There is not a time that I can remember that I was not depressed. As a small child, I can remember crying and crying, but not knowing why I felt the way I did. Other children did not seem to have the same feelings that I did. I became known as "sensitive." By the time I was 17, I was not only sensitive, I was suicidal. I had decided on a plan and was scared. I told my mom that I was planning on killing myself if things in my life didn't change. She immediately sought mental health care for me from our primary care doctor.
I was sent to a psychiatrist and put on medication. My mom finally left my stepfather who had been abusing us both mentally and physically for the last 15 years. Still I was battling depression. I started to have nightmares and startled easily. I became more and more irritable. I started having panic attacks. I was diagnosed with PTSD and panic disorder. I got involved with a man who began to abuse me. I stayed in that relationship for 2 years. I didn't take my medications because he didn't feel I needed them.

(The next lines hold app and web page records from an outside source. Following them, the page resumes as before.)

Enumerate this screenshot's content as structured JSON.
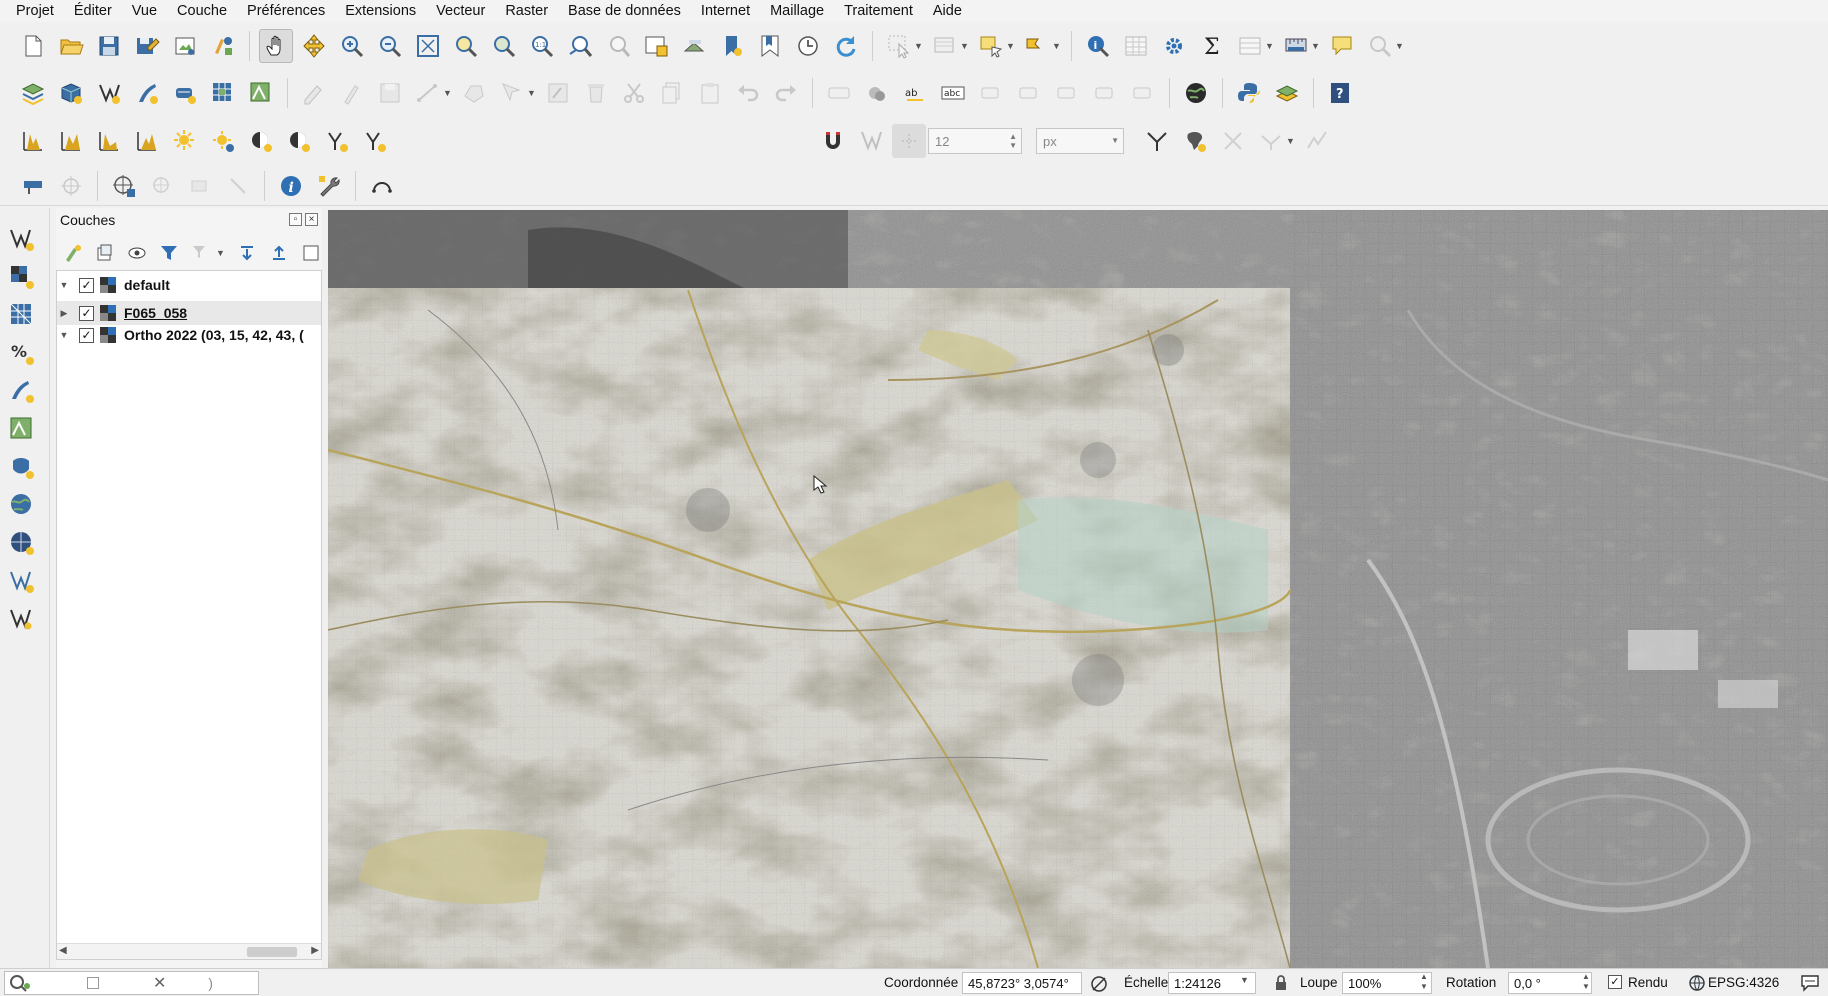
{
  "menu": [
    "Projet",
    "Éditer",
    "Vue",
    "Couche",
    "Préférences",
    "Extensions",
    "Vecteur",
    "Raster",
    "Base de données",
    "Internet",
    "Maillage",
    "Traitement",
    "Aide"
  ],
  "snapping": {
    "tolerance": "12",
    "units": "px"
  },
  "layers_panel": {
    "title": "Couches",
    "layers": [
      {
        "name": "default",
        "checked": true,
        "expanded": true
      },
      {
        "name": "F065_058",
        "checked": true,
        "expanded": false
      },
      {
        "name": "Ortho 2022 (03, 15, 42, 43, (",
        "checked": true,
        "expanded": true
      }
    ]
  },
  "statusbar": {
    "coord_label": "Coordonnée",
    "coord_value": "45,8723° 3,0574°",
    "scale_label": "Échelle",
    "scale_value": "1:24126",
    "magnifier_label": "Loupe",
    "magnifier_value": "100%",
    "rotation_label": "Rotation",
    "rotation_value": "0,0 °",
    "render_label": "Rendu",
    "crs": "EPSG:4326"
  },
  "icons": {
    "toolbar1": [
      "new-project-icon",
      "open-project-icon",
      "save-project-icon",
      "save-as-icon",
      "print-layout-icon",
      "style-manager-icon",
      "pan-hand-icon",
      "pan-to-selection-icon",
      "zoom-in-icon",
      "zoom-out-icon",
      "zoom-full-icon",
      "zoom-selection-icon",
      "zoom-layer-icon",
      "zoom-native-icon",
      "zoom-last-icon",
      "zoom-next-icon",
      "new-map-view-icon",
      "new-3d-view-icon",
      "new-bookmark-icon",
      "show-bookmarks-icon",
      "temporal-controller-icon",
      "refresh-icon",
      "select-features-icon",
      "deselect-icon",
      "select-by-expression-icon",
      "identify-icon",
      "attribute-table-icon",
      "processing-toolbox-icon",
      "statistics-icon",
      "field-calculator-icon",
      "measure-icon",
      "tips-icon",
      "zoom-to-native-icon"
    ],
    "colors": {
      "accent": "#2f6fb3",
      "yellow": "#f2c12e",
      "green": "#4a9b3a"
    }
  }
}
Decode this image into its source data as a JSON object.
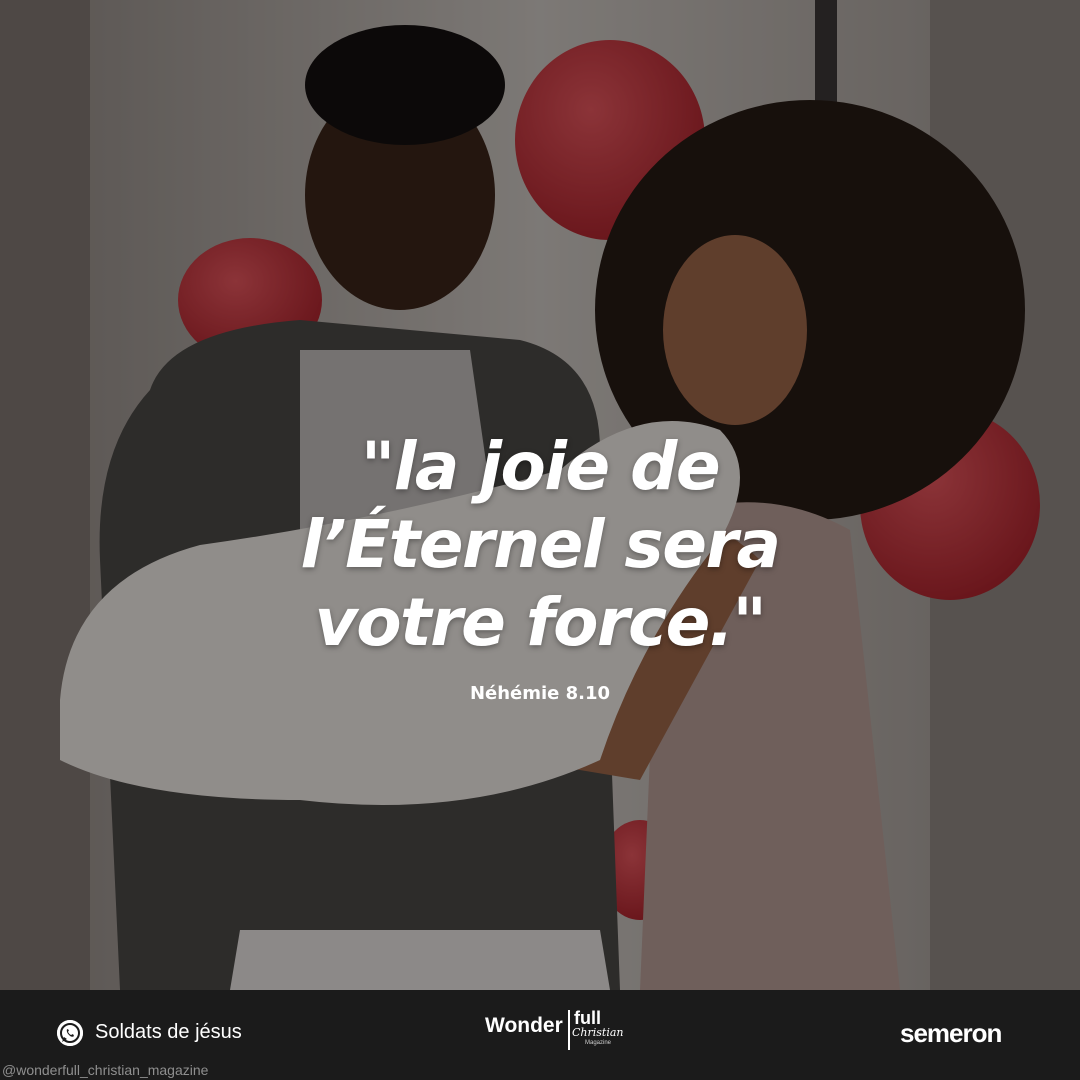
{
  "quote": {
    "lines": [
      "\"la joie de",
      "l’Éternel sera",
      "votre force.\""
    ],
    "reference": "Néhémie 8.10"
  },
  "footer": {
    "whatsapp_label": "Soldats de jésus",
    "handle": "@wonderfull_christian_magazine",
    "magazine_logo": {
      "wonder": "Wonder",
      "full": "full",
      "christian": "Christian",
      "magazine": "Magazine"
    },
    "brand": "semeron"
  },
  "colors": {
    "footer_background": "#1b1b1b",
    "text": "#ffffff",
    "balloon": "#c8323a"
  },
  "icons": [
    "whatsapp-icon"
  ]
}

I suffered greatly the effects of my illness. My symptoms were at a full swing. I also didn't have insurance, making accessing health care very difficult.
Finally, I escaped this man and began to receive mental health treatment because I had insurance through the job I had. I started taking medications again and began to feel better.
Then I decided that I didn't need medications any longer and stopped taking them. In October of 2002, my mom died by suicide. She had bipolar disorder and decided that she could not fight that fight any longer. At that point, I hit rock bottom. I lost my job due to my illness. I couldn't maintain relationships and lost most of my friends. People didn't seem to want to be around me when I couldn't get out of bed or take a bath.
Finally, I decided that I WANTED to live. I began to seek services and started taking my medication religiously. I go to therapy and try to live a healthy lifestyle. I now consider myself in recovery. I know that people with serious mental illness can and do recover. I am living proof. I still experience symptoms, but I recognize when I need help and seek that support.
I work now as the coordinator of our state's Peer Specialist program called Recovery Support Specialists. I will complete my master's degree in Marriage and Family Therapy in November of 2006. I am a strong advocate not only for people living with mental illnesses, but also suicide prevention and survivors of suicide. I am married and have been for three years to a wonderful man who is also in recovery. I am a stepmom to a great 16 year old daughter. I love to read, play with my pets, and laugh.
If I could change one thing for people with a mental illness, I would want everyone to have a message of hope and recovery. I often wish that my mom could have had a recovery model. I wish that she could have had a peer specialist. I wish that everyone could have access to someone who inspires hope and wisdom in them. I want everyone to know that they CAN recover. I want everyone to know that all of our walks in recovery look and feel different. We take a different path and it's okay. I am hopeful that this message will reach as many people as possible.